“It’s permanent. It’s inoperable,” I told her, “to just be totally frank, things are only going to get worse for me.” Which, you know, barring some miracle is just the truth.
If you don’t have an inoperable brain tumor, you might not know how uttering something like that out loud can settle in your bones while your marrow and your bed team up like opposite-ended magnets to keep you trapped there.
But back to the phone call.
I had spoken with the same attorney in April, and I remember liking her then. I mean, sure her contingency fees were high, but aren’t they all? This call though, it had an entirely different vibe. I pulled the cell phone from my ear, stared at her name and phone number on the display, and made my most incredulous “bitch, please” face while she talked.
“Well, normally I charge a third,” she explained how much of my benefit she would take if she won my appeal, “but your benefit is so small. That’d only be, like, $300 [a month for the rest of your life]. For your contract I’d have to do…probably 50%.”
I was staring at my notes from my conversation with her in April. I’d scribbled “40%” down in three different places. I mumbled something polite, while trying to stifle my ego, but I was immediately offended that the numbers kept changing. Not only did her rate go up since our last chat, but she’d just explained I’d basically be paying a poor penalty.
Then she said, “I have to make some money, you know.”
And that’s where she lost me. For good.

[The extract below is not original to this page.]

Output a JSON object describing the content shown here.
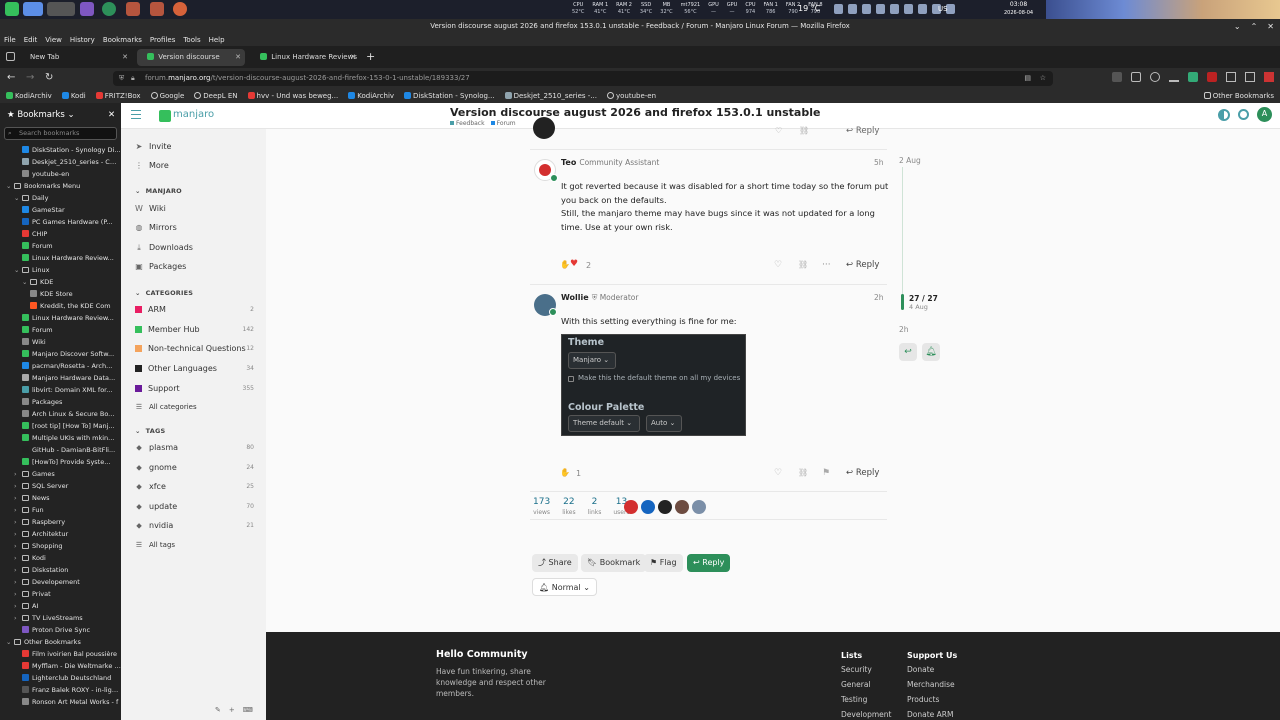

I paid for the long-term disability policy in question to protect me in the event I became disabled and two doctors—and now potentially a lawyer—are trying to pad their wallets?